Start of DATA FOR PROCESSING

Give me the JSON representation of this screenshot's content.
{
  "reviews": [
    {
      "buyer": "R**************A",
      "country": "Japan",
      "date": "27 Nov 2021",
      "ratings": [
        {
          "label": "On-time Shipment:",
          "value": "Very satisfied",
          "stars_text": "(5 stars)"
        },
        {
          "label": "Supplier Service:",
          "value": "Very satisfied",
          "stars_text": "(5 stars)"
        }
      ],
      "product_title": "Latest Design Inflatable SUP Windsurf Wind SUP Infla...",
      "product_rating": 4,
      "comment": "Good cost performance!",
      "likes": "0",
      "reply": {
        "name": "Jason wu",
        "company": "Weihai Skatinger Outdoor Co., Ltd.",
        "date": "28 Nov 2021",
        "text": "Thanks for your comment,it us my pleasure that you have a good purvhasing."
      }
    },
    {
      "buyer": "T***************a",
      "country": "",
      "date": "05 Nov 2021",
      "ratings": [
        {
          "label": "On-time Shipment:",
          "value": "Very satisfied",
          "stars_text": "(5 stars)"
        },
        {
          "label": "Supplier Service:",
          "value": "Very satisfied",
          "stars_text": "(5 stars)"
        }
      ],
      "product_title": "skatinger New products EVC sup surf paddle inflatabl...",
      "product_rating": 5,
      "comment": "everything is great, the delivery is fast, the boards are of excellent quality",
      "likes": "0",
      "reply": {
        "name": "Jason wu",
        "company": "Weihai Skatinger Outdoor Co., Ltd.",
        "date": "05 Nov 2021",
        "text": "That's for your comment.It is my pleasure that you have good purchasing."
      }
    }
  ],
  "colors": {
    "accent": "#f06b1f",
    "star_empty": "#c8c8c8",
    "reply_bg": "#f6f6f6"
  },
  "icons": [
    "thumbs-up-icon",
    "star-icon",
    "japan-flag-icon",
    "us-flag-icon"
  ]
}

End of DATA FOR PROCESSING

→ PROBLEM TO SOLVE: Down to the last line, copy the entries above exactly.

→ RESPONSE TO THE TASK:
Give me the JSON representation of this screenshot's content.
{
  "reviews": [
    {
      "buyer": "R**************A",
      "country": "Japan",
      "date": "27 Nov 2021",
      "ratings": [
        {
          "label": "On-time Shipment:",
          "value": "Very satisfied",
          "stars_text": "(5 stars)"
        },
        {
          "label": "Supplier Service:",
          "value": "Very satisfied",
          "stars_text": "(5 stars)"
        }
      ],
      "product_title": "Latest Design Inflatable SUP Windsurf Wind SUP Infla...",
      "product_rating": 4,
      "comment": "Good cost performance!",
      "likes": "0",
      "reply": {
        "name": "Jason wu",
        "company": "Weihai Skatinger Outdoor Co., Ltd.",
        "date": "28 Nov 2021",
        "text": "Thanks for your comment,it us my pleasure that you have a good purvhasing."
      }
    },
    {
      "buyer": "T***************a",
      "country": "",
      "date": "05 Nov 2021",
      "ratings": [
        {
          "label": "On-time Shipment:",
          "value": "Very satisfied",
          "stars_text": "(5 stars)"
        },
        {
          "label": "Supplier Service:",
          "value": "Very satisfied",
          "stars_text": "(5 stars)"
        }
      ],
      "product_title": "skatinger New products EVC sup surf paddle inflatabl...",
      "product_rating": 5,
      "comment": "everything is great, the delivery is fast, the boards are of excellent quality",
      "likes": "0",
      "reply": {
        "name": "Jason wu",
        "company": "Weihai Skatinger Outdoor Co., Ltd.",
        "date": "05 Nov 2021",
        "text": "That's for your comment.It is my pleasure that you have good purchasing."
      }
    }
  ],
  "colors": {
    "accent": "#f06b1f",
    "star_empty": "#c8c8c8",
    "reply_bg": "#f6f6f6"
  },
  "icons": [
    "thumbs-up-icon",
    "star-icon",
    "japan-flag-icon",
    "us-flag-icon"
  ]
}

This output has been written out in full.